> [Task to carry out]:
Each line that contains the word "this" is to be copied from the records below.
**********
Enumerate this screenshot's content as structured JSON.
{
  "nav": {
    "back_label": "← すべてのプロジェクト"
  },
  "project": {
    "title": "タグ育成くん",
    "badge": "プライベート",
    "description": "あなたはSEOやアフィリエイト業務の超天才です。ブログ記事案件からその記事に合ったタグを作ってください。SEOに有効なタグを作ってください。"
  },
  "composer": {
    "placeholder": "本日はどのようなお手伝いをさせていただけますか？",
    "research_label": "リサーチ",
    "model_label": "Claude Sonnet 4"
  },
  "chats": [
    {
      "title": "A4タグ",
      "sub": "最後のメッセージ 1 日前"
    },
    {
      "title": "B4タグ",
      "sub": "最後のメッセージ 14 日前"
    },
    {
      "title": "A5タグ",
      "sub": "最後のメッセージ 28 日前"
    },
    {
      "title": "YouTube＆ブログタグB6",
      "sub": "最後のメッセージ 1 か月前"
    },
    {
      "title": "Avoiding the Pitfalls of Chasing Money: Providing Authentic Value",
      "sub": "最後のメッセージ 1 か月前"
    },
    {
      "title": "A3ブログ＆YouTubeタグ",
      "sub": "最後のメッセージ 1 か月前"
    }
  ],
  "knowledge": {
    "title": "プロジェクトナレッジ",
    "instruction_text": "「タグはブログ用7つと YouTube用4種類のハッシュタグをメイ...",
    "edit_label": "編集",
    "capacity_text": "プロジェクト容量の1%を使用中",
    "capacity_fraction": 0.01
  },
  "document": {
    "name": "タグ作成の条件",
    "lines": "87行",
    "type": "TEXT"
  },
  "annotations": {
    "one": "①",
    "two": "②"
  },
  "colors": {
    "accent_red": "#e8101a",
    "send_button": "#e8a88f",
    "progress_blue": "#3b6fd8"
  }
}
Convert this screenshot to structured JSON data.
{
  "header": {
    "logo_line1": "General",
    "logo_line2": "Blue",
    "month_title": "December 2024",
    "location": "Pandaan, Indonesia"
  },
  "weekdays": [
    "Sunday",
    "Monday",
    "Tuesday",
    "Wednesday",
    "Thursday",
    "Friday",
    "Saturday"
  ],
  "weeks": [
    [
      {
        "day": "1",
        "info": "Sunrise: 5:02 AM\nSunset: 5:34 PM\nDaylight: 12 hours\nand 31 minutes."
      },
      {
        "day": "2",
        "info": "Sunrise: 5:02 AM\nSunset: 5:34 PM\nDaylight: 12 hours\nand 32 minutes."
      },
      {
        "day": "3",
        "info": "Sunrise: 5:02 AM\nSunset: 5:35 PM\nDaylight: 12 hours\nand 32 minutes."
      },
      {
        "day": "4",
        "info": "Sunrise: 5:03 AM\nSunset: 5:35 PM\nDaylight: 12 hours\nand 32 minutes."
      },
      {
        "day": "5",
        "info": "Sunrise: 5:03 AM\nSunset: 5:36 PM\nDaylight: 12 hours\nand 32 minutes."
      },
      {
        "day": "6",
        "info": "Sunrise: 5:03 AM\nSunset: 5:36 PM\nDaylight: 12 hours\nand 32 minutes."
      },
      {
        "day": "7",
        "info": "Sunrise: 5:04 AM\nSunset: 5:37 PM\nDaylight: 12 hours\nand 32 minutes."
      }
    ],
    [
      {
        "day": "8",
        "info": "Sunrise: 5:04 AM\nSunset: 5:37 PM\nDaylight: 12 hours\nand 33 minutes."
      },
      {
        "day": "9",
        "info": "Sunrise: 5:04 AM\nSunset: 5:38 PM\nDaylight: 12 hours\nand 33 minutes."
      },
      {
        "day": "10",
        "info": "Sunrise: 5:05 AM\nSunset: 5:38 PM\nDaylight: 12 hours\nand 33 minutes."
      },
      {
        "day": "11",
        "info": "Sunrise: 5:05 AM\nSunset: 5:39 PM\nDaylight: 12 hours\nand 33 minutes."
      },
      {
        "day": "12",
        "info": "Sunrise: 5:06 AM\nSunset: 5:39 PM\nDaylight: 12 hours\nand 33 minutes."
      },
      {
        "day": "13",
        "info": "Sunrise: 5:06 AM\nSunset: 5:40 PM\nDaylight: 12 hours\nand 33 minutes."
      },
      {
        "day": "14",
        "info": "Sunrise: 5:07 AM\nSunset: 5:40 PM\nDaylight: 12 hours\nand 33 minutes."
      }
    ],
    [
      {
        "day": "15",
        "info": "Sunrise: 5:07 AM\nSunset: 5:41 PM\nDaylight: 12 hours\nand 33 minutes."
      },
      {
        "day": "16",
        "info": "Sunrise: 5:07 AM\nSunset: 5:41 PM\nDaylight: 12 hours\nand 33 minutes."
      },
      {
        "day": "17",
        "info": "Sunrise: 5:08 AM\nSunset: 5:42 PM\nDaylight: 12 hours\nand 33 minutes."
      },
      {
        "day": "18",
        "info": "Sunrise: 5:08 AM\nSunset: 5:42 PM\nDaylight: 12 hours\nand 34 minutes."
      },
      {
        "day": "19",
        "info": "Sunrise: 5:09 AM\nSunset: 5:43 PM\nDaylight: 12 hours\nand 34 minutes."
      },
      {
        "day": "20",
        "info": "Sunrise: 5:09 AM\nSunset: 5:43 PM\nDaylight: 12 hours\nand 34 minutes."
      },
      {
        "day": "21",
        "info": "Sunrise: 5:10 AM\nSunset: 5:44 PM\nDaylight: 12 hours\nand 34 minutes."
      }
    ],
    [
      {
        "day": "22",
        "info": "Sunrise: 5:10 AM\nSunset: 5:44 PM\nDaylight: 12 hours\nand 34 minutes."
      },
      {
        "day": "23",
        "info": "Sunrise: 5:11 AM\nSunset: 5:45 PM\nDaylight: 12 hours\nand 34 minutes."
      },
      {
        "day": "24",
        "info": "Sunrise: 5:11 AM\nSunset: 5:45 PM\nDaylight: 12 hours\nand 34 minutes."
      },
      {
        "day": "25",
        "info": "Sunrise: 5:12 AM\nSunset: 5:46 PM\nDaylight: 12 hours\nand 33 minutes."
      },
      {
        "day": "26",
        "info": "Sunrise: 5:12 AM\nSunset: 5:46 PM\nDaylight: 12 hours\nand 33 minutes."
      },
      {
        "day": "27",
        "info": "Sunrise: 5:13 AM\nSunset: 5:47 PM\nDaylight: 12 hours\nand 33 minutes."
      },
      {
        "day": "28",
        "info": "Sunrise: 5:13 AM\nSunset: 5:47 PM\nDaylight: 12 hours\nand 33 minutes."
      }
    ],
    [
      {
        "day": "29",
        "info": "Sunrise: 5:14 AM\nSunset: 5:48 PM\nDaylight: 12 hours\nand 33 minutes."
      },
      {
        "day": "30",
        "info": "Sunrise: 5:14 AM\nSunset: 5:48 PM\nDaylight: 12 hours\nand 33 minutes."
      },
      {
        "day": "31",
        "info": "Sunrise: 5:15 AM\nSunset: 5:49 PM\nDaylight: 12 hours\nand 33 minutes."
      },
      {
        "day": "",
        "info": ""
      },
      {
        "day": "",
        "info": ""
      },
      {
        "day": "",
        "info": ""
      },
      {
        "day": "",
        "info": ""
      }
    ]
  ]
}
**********
> [Exercise output]:
Enumerate this screenshot's content as structured JSON.
Convert this screenshot to structured JSON data.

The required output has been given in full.